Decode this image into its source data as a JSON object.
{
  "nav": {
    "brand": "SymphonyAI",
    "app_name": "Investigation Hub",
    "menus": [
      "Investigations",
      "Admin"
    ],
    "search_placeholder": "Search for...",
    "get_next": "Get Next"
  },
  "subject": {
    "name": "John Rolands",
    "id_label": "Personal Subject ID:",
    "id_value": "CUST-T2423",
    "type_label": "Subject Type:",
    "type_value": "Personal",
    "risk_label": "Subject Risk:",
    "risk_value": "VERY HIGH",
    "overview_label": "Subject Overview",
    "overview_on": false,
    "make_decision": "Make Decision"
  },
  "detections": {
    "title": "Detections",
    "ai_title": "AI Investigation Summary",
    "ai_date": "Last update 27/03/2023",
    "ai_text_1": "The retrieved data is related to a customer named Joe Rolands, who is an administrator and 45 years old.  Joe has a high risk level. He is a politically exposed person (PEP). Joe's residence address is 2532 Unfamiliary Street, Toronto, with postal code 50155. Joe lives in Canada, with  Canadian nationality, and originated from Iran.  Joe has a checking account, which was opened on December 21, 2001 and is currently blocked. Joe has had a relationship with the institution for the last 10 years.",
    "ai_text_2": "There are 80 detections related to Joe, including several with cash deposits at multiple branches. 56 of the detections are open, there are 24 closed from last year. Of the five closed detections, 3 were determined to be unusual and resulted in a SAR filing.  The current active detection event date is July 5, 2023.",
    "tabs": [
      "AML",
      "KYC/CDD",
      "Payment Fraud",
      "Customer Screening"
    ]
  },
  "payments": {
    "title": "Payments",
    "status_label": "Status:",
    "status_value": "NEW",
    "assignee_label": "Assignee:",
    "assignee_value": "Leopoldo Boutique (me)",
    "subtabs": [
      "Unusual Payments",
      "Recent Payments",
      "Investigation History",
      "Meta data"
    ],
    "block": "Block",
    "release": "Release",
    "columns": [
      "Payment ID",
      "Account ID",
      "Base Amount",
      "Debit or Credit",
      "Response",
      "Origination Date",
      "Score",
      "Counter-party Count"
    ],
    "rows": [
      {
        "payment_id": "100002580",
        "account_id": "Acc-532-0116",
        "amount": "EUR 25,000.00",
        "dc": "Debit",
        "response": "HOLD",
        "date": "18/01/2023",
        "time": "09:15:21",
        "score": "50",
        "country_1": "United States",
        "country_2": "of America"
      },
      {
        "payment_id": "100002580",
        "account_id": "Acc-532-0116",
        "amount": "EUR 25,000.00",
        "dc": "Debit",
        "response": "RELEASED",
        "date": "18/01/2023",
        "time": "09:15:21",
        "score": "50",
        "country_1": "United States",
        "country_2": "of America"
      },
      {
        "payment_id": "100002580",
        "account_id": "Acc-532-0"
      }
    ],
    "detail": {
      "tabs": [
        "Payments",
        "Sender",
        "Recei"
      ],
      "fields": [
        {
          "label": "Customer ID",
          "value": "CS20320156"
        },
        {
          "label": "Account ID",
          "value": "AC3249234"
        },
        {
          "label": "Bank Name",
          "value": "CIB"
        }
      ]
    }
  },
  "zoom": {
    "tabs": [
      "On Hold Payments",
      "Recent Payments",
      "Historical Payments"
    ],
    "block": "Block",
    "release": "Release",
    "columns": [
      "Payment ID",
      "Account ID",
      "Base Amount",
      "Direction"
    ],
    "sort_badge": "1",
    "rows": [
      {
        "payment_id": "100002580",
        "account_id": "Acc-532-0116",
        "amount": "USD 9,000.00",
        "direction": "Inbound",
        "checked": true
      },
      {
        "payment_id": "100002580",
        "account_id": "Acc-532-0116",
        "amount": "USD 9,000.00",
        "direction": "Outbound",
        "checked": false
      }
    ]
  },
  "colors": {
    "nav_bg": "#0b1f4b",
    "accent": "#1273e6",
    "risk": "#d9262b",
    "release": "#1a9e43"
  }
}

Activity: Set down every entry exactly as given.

Reply:
Decode this image into its source data as a JSON object.
{
  "nav": {
    "brand": "SymphonyAI",
    "app_name": "Investigation Hub",
    "menus": [
      "Investigations",
      "Admin"
    ],
    "search_placeholder": "Search for...",
    "get_next": "Get Next"
  },
  "subject": {
    "name": "John Rolands",
    "id_label": "Personal Subject ID:",
    "id_value": "CUST-T2423",
    "type_label": "Subject Type:",
    "type_value": "Personal",
    "risk_label": "Subject Risk:",
    "risk_value": "VERY HIGH",
    "overview_label": "Subject Overview",
    "overview_on": false,
    "make_decision": "Make Decision"
  },
  "detections": {
    "title": "Detections",
    "ai_title": "AI Investigation Summary",
    "ai_date": "Last update 27/03/2023",
    "ai_text_1": "The retrieved data is related to a customer named Joe Rolands, who is an administrator and 45 years old.  Joe has a high risk level. He is a politically exposed person (PEP). Joe's residence address is 2532 Unfamiliary Street, Toronto, with postal code 50155. Joe lives in Canada, with  Canadian nationality, and originated from Iran.  Joe has a checking account, which was opened on December 21, 2001 and is currently blocked. Joe has had a relationship with the institution for the last 10 years.",
    "ai_text_2": "There are 80 detections related to Joe, including several with cash deposits at multiple branches. 56 of the detections are open, there are 24 closed from last year. Of the five closed detections, 3 were determined to be unusual and resulted in a SAR filing.  The current active detection event date is July 5, 2023.",
    "tabs": [
      "AML",
      "KYC/CDD",
      "Payment Fraud",
      "Customer Screening"
    ]
  },
  "payments": {
    "title": "Payments",
    "status_label": "Status:",
    "status_value": "NEW",
    "assignee_label": "Assignee:",
    "assignee_value": "Leopoldo Boutique (me)",
    "subtabs": [
      "Unusual Payments",
      "Recent Payments",
      "Investigation History",
      "Meta data"
    ],
    "block": "Block",
    "release": "Release",
    "columns": [
      "Payment ID",
      "Account ID",
      "Base Amount",
      "Debit or Credit",
      "Response",
      "Origination Date",
      "Score",
      "Counter-party Count"
    ],
    "rows": [
      {
        "payment_id": "100002580",
        "account_id": "Acc-532-0116",
        "amount": "EUR 25,000.00",
        "dc": "Debit",
        "response": "HOLD",
        "date": "18/01/2023",
        "time": "09:15:21",
        "score": "50",
        "country_1": "United States",
        "country_2": "of America"
      },
      {
        "payment_id": "100002580",
        "account_id": "Acc-532-0116",
        "amount": "EUR 25,000.00",
        "dc": "Debit",
        "response": "RELEASED",
        "date": "18/01/2023",
        "time": "09:15:21",
        "score": "50",
        "country_1": "United States",
        "country_2": "of America"
      },
      {
        "payment_id": "100002580",
        "account_id": "Acc-532-0"
      }
    ],
    "detail": {
      "tabs": [
        "Payments",
        "Sender",
        "Recei"
      ],
      "fields": [
        {
          "label": "Customer ID",
          "value": "CS20320156"
        },
        {
          "label": "Account ID",
          "value": "AC3249234"
        },
        {
          "label": "Bank Name",
          "value": "CIB"
        }
      ]
    }
  },
  "zoom": {
    "tabs": [
      "On Hold Payments",
      "Recent Payments",
      "Historical Payments"
    ],
    "block": "Block",
    "release": "Release",
    "columns": [
      "Payment ID",
      "Account ID",
      "Base Amount",
      "Direction"
    ],
    "sort_badge": "1",
    "rows": [
      {
        "payment_id": "100002580",
        "account_id": "Acc-532-0116",
        "amount": "USD 9,000.00",
        "direction": "Inbound",
        "checked": true
      },
      {
        "payment_id": "100002580",
        "account_id": "Acc-532-0116",
        "amount": "USD 9,000.00",
        "direction": "Outbound",
        "checked": false
      }
    ]
  },
  "colors": {
    "nav_bg": "#0b1f4b",
    "accent": "#1273e6",
    "risk": "#d9262b",
    "release": "#1a9e43"
  }
}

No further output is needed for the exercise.